- Select the database
- Expand the database to show the tables.
- Export the database - choose custom and compression - gzipped
- Save the compressed database file.
When you download and save the compressed file, change the file name to make it meaningful and unique. Dating the file name in your chosen format is a useful way to archive your database backups. Keep the first part of the file name intact as it is the database name. In a complex hosting account you may have multiple databases and corresponding backups, and you need to keep them straight. I would rename a file such as drwp539.sql.gz to drwp539-5.8.17.sql.gz and store it in the backup folder for that account. That is my preferred date format because I prefer not to have to decode a date, but you can get inner geek on and use a unix timestamp, like drwp539-1494201600.sql.gz.
How many backups you keep depends in part on how frequently you update or add new material to your site. Backup at least once a month and perhaps daily, especially if you post daily. A SQL backup file compresses about 10-fold or more as it is a text file of instructions to reconstitute the database, and text is highly compressible. So you can save many database backups if you need to.
Of course frequent backups done manually will become tiresome. So you want to automate this as much as possible. Yes, there are WordPress plugins that do this, but you want to thoroughly investigate the details of the plugin you employ. Does it use a non-standard format or proprietary format? Does it compress the database backup using its own, closed source algorithm? Does it make you buy a pro version if your backup reaches a certain size? These are scenarios from real world backup products that will be compared in another post. A simple way to check the usefulness of your backup is to reimport it (into a blank database) with another tool like phpMyAdmin, or the command line if you are so inclined. If this process throws errors you know the database backup is non-standard. That usually means you have to use the same plugin to install the backup, which may well lead to a catch-22 conundrum. You can't install the database backup without a working WordPress instance, but you may be trying to use the database backup to fix a broken website. You need to figure this out before committing to a backup plugin or backup strategy.
One backup plugin I have used a fair amount is BackWPup, but I recommend it only with reservations. It is easy and straightforward to setup, but it does add text to the .sql file that makes it non-standard. You can edit these additional lines in a text editor, but it is frustrating and is not something I would recommend when in full panic mode, like when you are attempting to fix a crashed website.
Those considerations are the reason I have outlined the phpMyAdmin export/import method. It produces a standard SQL file and it does not require a working website to import. Most hosts provide phpMyAdmin, although how you navigate to it is host-dependent. That is why I highly recommend cPanel hosting accounts for their usable, standardized interface with a comprehensive tool suite in one place, organized by function. No navigation required, which is a lesson all interface designers for hosting companies should take to heart.
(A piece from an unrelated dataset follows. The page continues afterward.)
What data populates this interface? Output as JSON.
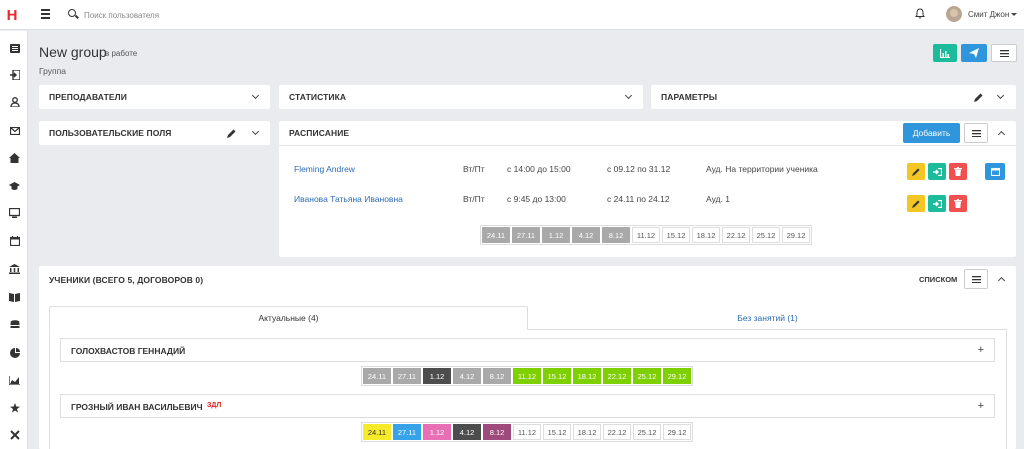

You do not need to need to make file backups as often, or save as many of them.
- For WordPress sites, you only need backup wp-config.php, .htaccess, and wp-content.
- If you have a caching plugin, do not backup the cached files - they are not useful or required.
- Don't use a backup plugin to backup files, especially with shared hosting. This almost never works for me. Use FTP instead.
- Store the file backups outside of the hosting account file system.
Site maintenance is crucial and can save your site if it gets hacked or goes down. (Or you press the right button at the wrong time. It happens.) This is something you can do, but may prefer not to do it yourself. If you choose a backup plugin, be sure to check it thoroughly under real world worst case conditions.